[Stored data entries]
┌────────

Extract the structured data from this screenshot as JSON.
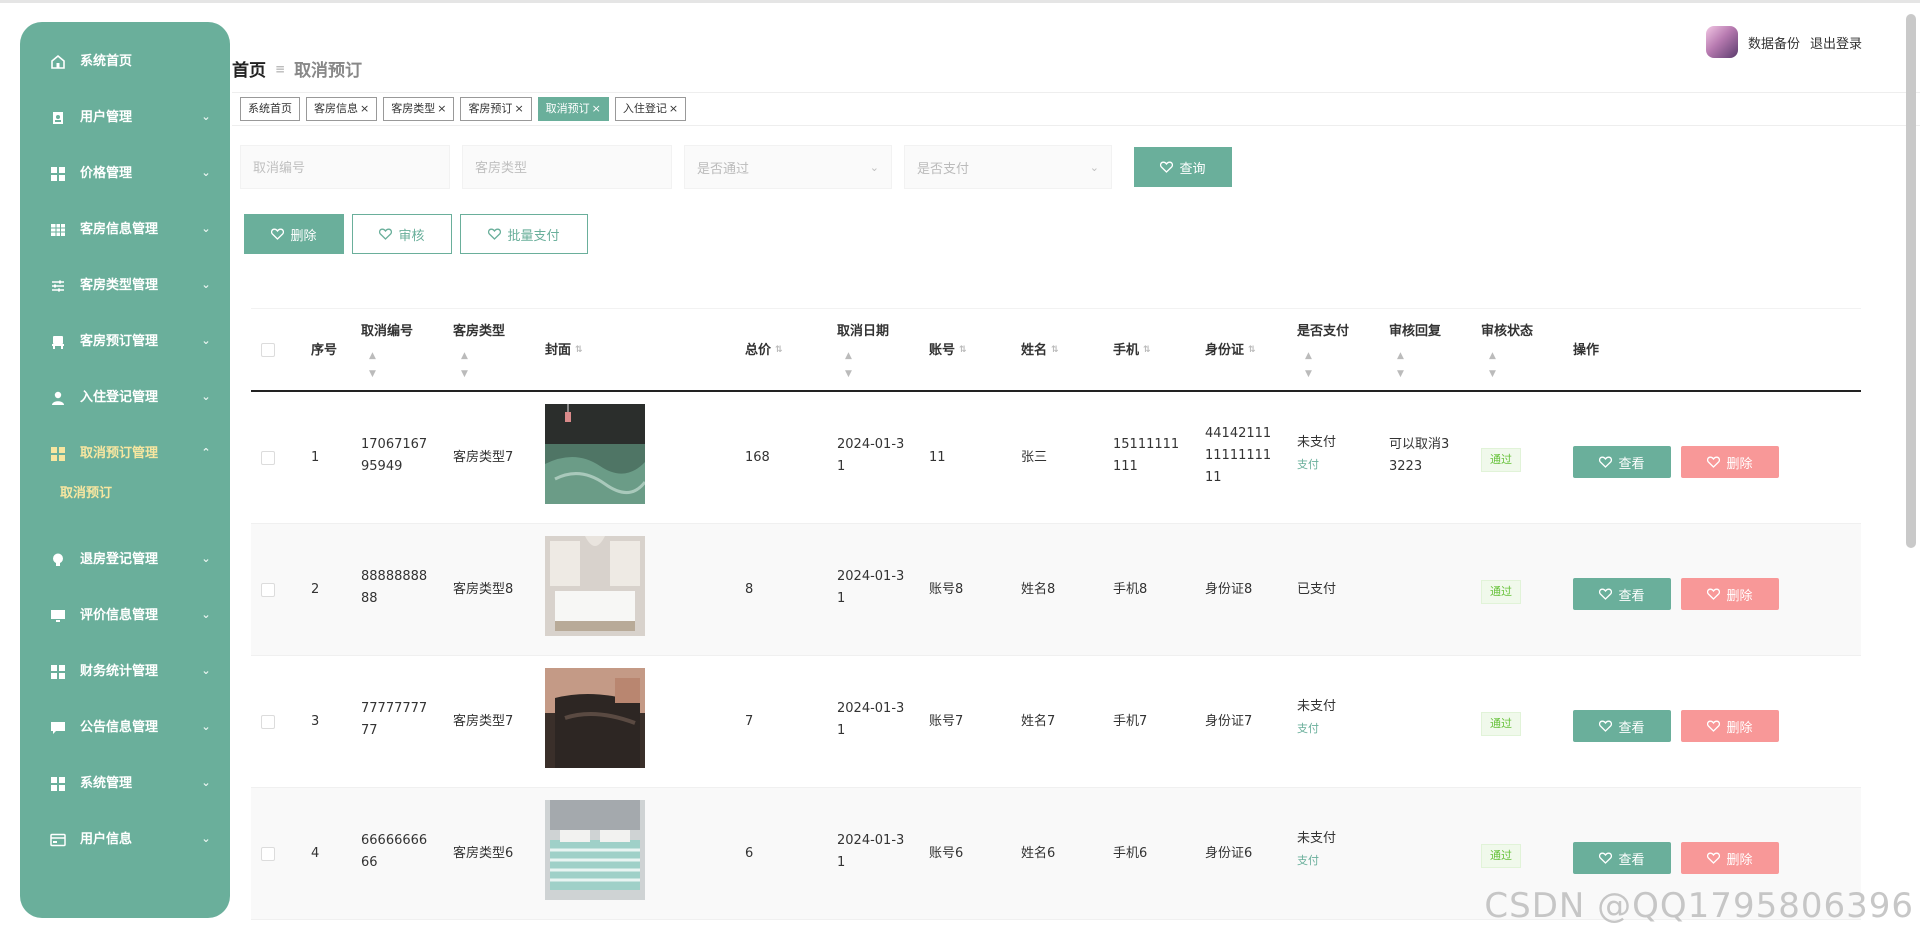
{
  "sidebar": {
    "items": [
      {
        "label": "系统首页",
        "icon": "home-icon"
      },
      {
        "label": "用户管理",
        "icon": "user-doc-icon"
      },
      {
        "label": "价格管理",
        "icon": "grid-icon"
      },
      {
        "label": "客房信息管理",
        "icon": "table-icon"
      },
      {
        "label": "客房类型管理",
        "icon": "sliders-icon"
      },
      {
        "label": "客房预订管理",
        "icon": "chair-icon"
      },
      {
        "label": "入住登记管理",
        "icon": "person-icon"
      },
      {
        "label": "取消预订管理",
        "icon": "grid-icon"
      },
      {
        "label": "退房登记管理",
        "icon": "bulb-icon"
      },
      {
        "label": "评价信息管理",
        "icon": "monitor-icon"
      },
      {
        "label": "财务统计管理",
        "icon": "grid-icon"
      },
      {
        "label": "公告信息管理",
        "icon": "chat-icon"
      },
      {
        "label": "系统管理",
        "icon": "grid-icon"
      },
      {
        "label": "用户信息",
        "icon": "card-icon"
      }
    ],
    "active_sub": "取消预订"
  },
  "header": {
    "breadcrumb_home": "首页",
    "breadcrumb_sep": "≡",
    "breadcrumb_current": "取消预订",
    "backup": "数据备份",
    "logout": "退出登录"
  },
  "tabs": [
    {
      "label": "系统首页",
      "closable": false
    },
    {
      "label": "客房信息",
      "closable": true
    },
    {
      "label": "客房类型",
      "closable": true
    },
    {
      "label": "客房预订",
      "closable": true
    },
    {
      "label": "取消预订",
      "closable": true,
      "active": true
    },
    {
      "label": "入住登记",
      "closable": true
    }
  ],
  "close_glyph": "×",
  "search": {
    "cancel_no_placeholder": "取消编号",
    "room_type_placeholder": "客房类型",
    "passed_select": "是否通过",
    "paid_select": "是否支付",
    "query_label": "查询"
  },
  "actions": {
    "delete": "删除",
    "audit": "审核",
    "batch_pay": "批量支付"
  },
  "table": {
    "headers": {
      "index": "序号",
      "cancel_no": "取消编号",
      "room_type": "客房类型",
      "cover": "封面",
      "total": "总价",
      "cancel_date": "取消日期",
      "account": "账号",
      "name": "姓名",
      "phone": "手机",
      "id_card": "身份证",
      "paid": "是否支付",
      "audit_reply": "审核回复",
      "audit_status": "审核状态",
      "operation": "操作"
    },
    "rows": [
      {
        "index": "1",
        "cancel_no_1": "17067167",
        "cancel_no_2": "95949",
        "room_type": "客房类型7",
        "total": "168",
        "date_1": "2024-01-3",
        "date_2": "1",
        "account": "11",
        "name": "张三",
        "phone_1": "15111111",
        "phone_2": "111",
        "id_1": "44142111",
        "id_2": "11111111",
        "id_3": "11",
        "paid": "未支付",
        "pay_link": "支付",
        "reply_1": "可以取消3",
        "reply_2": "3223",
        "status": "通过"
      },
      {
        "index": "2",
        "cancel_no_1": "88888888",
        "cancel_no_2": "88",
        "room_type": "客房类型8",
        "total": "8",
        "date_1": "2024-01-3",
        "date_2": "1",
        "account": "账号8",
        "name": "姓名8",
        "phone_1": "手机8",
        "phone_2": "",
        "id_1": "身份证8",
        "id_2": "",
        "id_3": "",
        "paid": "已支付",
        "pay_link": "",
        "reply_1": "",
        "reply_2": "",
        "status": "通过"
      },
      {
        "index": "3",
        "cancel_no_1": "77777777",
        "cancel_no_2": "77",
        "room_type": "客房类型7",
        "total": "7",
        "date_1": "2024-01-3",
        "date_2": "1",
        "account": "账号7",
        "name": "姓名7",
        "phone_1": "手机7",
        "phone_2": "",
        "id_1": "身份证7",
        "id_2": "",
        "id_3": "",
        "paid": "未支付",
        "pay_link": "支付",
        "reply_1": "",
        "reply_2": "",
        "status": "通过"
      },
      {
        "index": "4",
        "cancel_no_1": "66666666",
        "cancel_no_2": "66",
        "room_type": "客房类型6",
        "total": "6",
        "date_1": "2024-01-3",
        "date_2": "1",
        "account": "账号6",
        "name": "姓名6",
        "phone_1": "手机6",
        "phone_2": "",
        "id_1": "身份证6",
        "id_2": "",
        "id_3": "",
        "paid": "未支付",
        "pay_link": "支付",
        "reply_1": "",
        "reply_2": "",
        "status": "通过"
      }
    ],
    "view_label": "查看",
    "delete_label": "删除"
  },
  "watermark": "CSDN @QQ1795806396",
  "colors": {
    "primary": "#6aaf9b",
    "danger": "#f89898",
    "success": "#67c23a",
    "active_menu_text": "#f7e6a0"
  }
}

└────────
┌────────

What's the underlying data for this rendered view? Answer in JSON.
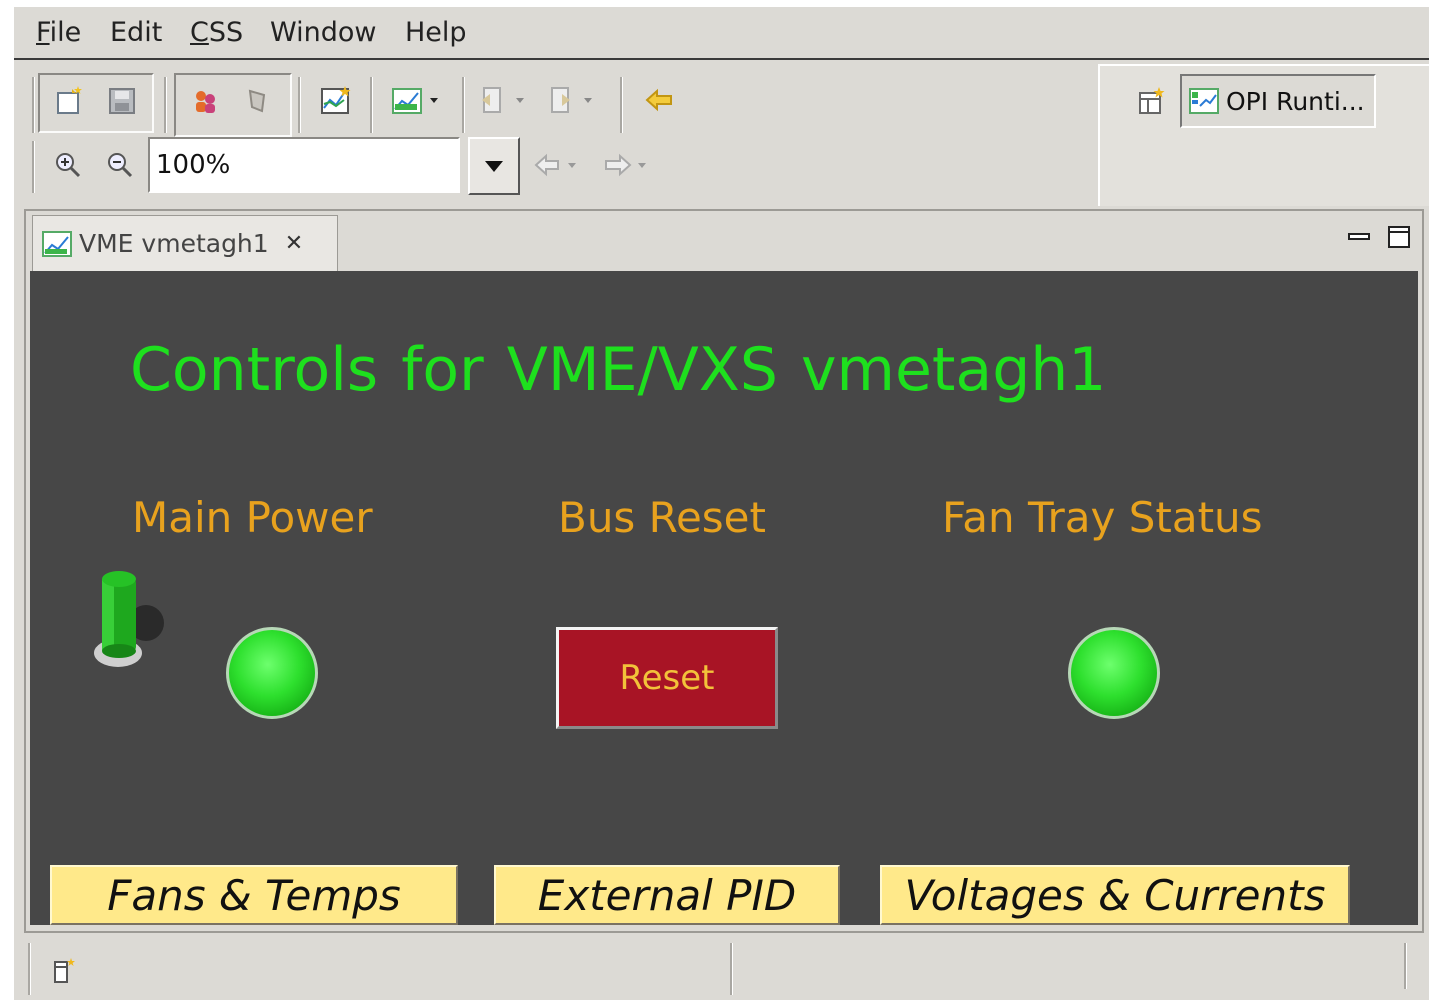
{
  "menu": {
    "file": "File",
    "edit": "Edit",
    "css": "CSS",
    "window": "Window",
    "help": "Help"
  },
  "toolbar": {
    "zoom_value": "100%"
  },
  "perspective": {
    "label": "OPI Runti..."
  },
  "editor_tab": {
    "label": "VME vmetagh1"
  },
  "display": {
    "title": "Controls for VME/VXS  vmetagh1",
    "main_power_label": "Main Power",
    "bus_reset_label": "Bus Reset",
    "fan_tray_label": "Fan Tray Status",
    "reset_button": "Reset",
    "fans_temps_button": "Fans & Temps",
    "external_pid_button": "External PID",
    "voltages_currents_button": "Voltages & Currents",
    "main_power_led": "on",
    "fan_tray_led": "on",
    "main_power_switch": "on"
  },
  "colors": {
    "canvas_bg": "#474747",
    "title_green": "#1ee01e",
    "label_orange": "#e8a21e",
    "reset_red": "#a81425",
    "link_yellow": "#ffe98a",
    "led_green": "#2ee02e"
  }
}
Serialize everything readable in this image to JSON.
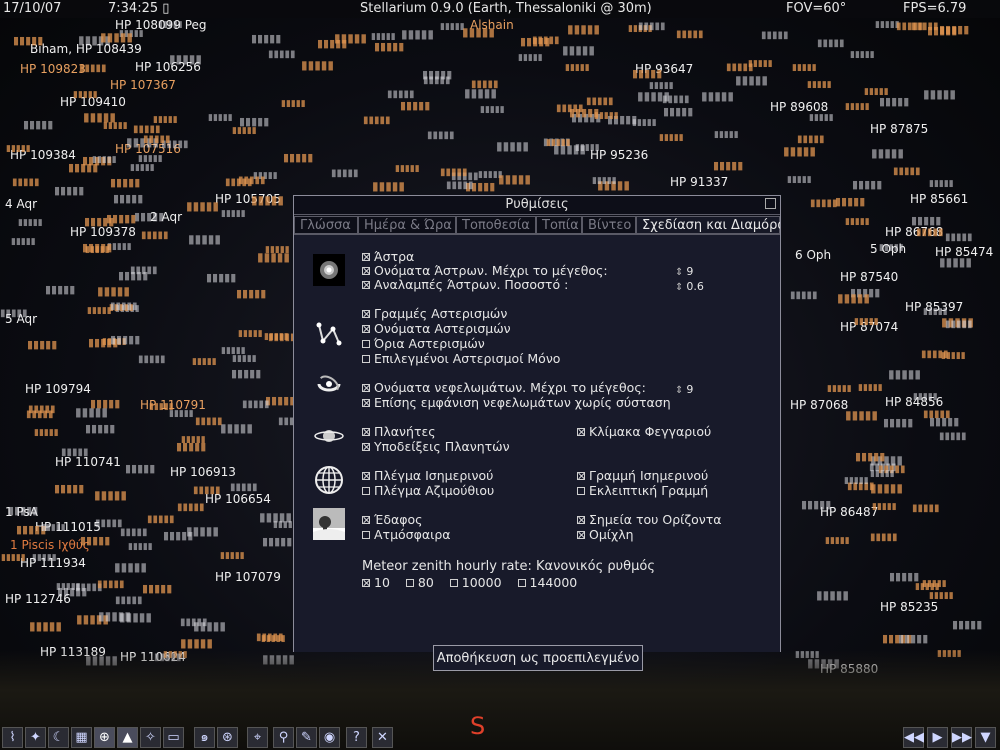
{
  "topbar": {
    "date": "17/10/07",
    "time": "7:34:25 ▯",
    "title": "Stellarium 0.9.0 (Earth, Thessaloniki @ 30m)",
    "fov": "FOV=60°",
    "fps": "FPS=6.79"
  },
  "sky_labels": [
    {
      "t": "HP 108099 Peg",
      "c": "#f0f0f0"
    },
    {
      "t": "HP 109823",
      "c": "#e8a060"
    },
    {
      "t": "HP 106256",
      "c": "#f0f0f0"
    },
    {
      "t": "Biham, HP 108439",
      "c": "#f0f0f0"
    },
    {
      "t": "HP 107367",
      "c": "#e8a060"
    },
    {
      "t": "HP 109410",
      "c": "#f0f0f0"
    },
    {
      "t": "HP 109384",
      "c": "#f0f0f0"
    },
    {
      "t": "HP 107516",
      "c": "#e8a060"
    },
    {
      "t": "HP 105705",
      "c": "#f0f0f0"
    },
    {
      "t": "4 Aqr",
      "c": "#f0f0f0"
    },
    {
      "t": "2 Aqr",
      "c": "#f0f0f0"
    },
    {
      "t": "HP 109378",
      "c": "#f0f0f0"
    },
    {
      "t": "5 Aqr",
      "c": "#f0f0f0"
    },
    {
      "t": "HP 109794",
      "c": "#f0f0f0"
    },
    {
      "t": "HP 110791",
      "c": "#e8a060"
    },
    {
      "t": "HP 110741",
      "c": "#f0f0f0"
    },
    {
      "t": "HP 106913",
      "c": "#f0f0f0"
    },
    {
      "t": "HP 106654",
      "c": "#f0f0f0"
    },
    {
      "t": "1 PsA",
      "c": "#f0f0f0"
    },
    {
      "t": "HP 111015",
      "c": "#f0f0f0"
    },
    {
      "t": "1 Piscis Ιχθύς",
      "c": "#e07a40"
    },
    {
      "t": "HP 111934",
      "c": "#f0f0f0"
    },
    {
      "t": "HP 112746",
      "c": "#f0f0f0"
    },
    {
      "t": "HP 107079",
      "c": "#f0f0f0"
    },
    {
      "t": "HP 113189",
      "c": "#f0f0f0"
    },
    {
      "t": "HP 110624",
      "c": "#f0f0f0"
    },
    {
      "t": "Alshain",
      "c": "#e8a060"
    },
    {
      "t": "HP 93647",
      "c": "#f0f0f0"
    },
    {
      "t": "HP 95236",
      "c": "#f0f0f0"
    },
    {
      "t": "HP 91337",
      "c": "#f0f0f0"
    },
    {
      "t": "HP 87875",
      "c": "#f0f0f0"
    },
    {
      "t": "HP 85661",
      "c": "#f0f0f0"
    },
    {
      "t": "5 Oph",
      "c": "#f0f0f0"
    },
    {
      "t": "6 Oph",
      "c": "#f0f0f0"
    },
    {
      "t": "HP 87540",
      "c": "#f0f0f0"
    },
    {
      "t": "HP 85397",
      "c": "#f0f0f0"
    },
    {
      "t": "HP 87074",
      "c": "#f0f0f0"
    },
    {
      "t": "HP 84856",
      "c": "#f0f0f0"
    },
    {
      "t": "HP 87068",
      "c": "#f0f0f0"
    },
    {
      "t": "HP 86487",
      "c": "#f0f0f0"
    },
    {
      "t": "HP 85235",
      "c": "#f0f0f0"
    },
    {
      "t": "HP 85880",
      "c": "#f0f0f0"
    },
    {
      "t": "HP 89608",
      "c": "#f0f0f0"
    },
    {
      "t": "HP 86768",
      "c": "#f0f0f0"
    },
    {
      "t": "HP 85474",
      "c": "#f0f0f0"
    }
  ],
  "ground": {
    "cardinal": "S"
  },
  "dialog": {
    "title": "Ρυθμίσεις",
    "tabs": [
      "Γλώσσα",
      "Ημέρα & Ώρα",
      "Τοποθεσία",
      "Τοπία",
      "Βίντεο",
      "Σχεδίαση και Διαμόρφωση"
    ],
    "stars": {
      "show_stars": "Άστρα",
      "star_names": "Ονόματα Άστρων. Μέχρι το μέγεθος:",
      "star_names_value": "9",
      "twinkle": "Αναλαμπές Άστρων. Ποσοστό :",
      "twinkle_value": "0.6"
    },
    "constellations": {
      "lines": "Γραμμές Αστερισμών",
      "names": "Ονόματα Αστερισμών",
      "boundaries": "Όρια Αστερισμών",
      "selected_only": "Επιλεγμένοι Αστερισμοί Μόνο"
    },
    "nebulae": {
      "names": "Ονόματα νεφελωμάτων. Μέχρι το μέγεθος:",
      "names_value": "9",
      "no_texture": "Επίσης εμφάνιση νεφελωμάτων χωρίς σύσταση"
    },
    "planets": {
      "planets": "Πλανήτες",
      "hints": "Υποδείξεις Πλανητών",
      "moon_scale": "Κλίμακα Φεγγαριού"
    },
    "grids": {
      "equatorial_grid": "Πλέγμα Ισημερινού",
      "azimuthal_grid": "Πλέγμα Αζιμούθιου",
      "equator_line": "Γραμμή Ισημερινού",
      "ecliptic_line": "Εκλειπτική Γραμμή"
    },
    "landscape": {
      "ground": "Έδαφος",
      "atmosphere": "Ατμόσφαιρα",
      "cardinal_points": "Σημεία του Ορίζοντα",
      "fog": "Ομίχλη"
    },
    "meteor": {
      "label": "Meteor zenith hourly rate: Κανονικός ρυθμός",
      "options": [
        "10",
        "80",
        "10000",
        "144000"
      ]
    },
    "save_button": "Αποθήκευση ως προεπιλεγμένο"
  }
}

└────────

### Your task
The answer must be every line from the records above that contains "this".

### Result of the exercise
Extract the structured data from this screenshot as JSON.
What's the underlying data for this rendered view? Answer in JSON.
Serialize everything readable in this image to JSON.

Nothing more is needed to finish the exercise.